The social harm of listing an expired patent on a product seems virtually negligible. A competitor interested in copying the product will naturally look up the patent and determine if the claims might be a barrier, and in this process can readily see whether it has expired. Yes, it’s a form of false advertising, but not because a real patent wasn’t obtained, only because it eventually expired and the marking wasn’t updated yet. Not as serious as making up a bogus patent number and listing that for honor never earned. $500 for a continuous act of false marking may seem too light a punishment (the law was written back when $500 was worth something), but up to $500 per product strikes me as ridiculous and threatens to only further penalize and discourage producers and innovators.
Here’s hoping that Congress will correct the abusive application of the law by the Federal Circuit and make owning a used patent less dangerous.
Related story from the Wall Street Journal: “New Breed of Patent Claim Bedevils Product Makers” by Dionne Searcey. This story discusses a more recent ruling that overturned a decision saying an attorney suing Brooks Brothers for expired patents had no legal standing to sue. Now lawyers everywhere can join in the feeding frenzy.
Update, Sept. 3: One of my favorite IP strategists asked what constructive steps we could be taking to help clients deal with this threat, apart from diligently checking every marking. Tough question. What if products were marked with codes—could be simple six-character strings that you plug into tinyrul.com or some other website–to bring up a page with the current patents applicable to a product? The page could be automated so it is tied in to patent databases so that only current patents are displayed, and/or status information was displayed for the patent. Thus, if a product does have a patent associated with it when packaging is designed, instead of listing the patent number(s), why not list something like: “For related patents, see PatentMarking.com/14Zq2”.

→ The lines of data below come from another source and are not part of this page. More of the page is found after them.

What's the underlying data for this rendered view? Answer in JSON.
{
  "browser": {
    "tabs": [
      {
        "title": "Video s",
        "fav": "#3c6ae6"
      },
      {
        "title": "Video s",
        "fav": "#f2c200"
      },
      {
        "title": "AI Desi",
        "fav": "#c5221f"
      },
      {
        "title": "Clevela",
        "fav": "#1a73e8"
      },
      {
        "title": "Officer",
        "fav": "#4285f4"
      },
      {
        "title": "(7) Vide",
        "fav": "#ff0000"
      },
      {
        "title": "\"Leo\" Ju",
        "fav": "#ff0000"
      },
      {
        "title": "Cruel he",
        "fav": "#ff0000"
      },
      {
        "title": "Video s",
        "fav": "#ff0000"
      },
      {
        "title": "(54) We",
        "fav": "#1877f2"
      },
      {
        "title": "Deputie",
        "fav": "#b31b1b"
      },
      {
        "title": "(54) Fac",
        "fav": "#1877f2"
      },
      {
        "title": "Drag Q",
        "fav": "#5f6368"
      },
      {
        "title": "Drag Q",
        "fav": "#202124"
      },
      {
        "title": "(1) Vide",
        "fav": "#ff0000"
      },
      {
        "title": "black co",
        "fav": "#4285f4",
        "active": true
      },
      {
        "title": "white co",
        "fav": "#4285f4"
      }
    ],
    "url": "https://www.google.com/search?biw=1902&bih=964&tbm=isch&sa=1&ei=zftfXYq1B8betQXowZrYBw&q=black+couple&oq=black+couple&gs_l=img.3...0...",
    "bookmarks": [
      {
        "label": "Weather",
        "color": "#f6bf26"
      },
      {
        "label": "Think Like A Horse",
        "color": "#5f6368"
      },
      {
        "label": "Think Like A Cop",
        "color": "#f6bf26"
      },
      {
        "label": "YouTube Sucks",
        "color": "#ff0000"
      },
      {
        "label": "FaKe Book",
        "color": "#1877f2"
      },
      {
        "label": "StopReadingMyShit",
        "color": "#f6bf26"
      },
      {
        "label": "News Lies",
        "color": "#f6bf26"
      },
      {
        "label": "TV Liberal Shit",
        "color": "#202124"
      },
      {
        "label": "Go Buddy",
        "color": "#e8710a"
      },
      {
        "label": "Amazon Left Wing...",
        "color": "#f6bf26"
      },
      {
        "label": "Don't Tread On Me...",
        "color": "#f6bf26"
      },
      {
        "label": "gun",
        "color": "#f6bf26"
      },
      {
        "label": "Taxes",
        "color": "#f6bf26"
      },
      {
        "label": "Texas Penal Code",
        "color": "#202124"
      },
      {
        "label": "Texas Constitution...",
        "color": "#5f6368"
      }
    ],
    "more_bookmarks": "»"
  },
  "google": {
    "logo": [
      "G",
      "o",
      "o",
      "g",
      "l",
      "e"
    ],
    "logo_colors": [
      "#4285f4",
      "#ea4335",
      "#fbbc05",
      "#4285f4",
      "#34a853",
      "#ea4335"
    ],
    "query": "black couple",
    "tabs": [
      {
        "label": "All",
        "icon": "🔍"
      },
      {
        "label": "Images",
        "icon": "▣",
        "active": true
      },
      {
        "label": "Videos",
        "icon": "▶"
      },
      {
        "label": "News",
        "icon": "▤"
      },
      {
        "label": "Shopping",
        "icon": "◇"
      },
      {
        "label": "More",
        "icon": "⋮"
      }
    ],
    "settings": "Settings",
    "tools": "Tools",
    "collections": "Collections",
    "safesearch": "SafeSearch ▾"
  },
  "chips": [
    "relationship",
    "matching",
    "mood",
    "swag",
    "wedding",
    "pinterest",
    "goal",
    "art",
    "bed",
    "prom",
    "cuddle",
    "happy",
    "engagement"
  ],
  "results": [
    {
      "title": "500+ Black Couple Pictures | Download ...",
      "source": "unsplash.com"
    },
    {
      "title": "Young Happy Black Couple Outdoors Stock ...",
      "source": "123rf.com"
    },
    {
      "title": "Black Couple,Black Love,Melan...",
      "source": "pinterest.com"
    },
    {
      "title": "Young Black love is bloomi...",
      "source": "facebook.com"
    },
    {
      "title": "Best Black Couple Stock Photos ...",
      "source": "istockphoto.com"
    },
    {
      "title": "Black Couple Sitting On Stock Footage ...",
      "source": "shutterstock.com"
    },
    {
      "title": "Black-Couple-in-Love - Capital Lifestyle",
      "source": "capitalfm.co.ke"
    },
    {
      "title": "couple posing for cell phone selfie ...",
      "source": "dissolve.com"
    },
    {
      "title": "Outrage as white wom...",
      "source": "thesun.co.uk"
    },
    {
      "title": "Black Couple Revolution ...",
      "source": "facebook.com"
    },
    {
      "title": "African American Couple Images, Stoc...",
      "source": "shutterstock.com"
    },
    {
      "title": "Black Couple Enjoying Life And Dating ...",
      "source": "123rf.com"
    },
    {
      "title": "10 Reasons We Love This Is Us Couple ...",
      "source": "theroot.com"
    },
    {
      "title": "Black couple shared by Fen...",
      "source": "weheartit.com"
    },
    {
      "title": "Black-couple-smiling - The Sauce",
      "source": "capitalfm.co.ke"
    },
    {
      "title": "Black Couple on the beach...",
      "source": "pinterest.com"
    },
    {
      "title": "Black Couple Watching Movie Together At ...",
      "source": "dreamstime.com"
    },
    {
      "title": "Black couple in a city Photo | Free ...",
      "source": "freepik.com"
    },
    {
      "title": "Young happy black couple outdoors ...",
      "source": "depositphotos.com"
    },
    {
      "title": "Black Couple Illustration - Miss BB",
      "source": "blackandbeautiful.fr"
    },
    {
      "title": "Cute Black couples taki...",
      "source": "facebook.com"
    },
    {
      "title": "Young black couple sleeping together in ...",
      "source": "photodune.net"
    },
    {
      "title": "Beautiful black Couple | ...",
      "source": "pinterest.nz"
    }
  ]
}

Could this indirect approach fully meet the demands of patent marking and provide sufficient notice? Perhaps not without a tweak of the law, but I’d be happy to see an electronic solution.
When I gave the example with PatentMarking.com, I hadn’t yet checked out that URL and was just throwing out what sounded like a good domain name for such a tool. Turns out that OceanTomo owns it and is using it for a related purpose. Cool! Glad to see that they are advocating online marking of patents.
So why not print each product or its packaging with a code that links the product to a website for automatically updated information, with disclaimers and means for flagging corrections to reduce corporate liability if something goes wrong with the automated process? Could this help reduce the future threat of patent marking sharks trying to shake down companies for millions of dollars for innocent and hard-to-eliminate marking errors?
Another update: Greg Aharonian‘s latest PATNEWS newsletter mentions the WSJ article, rejects the outrageous notion that false marking of patents is a serious evil, and contends that Congress should make these lawsuits illegal that seek to shake down companies for millions due to a marking mistake. May that happen swiftly! Thanks, Greg.